** TASK OBJECTIVE **
All lines in the material below that hold "Pensychnant" should be found and copied.

+++ DATASET RECORDS

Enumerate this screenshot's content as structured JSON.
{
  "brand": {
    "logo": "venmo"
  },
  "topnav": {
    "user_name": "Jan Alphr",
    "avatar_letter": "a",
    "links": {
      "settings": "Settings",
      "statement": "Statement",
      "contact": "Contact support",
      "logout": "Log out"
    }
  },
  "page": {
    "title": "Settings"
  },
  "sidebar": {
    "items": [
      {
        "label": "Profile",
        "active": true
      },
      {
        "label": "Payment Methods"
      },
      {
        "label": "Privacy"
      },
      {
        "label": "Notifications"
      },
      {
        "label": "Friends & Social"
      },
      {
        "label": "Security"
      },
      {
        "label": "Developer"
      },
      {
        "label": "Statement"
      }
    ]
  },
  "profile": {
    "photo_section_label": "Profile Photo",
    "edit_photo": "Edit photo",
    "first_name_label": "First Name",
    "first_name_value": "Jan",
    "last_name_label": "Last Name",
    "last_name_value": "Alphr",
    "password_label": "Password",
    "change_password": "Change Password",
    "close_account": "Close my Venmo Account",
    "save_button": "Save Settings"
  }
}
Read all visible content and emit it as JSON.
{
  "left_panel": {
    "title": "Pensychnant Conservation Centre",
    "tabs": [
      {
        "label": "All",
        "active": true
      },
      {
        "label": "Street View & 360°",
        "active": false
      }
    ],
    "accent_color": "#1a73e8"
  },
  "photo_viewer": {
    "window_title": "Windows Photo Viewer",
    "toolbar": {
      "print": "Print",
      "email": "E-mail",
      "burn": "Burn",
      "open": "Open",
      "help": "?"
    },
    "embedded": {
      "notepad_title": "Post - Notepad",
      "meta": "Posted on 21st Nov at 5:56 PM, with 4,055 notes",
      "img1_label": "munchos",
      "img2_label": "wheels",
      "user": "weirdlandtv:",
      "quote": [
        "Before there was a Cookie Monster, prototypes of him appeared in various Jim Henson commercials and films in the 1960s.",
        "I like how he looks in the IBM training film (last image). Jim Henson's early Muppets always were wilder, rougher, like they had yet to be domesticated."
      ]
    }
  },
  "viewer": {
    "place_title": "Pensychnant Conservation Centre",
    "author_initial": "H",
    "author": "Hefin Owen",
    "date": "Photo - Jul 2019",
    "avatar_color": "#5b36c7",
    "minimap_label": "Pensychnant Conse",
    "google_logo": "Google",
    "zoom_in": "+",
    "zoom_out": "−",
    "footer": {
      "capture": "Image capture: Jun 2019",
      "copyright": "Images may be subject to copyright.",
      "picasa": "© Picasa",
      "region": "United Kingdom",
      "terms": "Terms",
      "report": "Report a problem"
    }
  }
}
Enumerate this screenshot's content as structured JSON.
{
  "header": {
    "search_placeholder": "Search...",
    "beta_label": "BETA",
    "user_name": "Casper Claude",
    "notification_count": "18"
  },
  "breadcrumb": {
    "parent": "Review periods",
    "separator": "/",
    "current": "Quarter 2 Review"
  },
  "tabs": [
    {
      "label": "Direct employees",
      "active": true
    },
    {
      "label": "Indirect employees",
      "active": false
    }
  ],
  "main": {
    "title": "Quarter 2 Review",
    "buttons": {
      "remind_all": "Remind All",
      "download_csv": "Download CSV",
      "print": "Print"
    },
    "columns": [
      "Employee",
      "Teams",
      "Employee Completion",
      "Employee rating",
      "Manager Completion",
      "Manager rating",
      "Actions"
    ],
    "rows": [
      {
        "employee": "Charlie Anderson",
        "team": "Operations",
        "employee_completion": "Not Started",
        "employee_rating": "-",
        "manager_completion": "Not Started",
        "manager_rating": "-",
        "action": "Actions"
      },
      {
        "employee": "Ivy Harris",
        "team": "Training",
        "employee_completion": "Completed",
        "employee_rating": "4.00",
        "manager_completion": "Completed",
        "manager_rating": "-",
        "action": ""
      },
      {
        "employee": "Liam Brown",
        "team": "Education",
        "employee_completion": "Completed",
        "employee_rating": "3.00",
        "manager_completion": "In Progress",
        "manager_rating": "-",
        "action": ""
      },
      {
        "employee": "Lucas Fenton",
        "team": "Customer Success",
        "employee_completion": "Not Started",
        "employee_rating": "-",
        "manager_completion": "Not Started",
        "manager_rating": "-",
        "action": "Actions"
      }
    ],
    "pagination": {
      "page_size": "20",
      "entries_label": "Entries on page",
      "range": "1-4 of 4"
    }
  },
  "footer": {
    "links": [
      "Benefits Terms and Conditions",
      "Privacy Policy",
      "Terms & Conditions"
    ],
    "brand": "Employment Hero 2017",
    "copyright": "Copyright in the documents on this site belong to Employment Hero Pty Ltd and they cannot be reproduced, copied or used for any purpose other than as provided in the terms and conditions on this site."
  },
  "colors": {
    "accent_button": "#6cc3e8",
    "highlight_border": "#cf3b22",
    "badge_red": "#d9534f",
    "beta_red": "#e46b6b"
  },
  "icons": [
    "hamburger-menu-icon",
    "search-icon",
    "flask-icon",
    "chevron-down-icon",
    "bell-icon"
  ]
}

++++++

** SOLUTION FOR THIS EXERCISE **
    "title": "Pensychnant Conservation Centre",
    "place_title": "Pensychnant Conservation Centre",
    "minimap_label": "Pensychnant Conse",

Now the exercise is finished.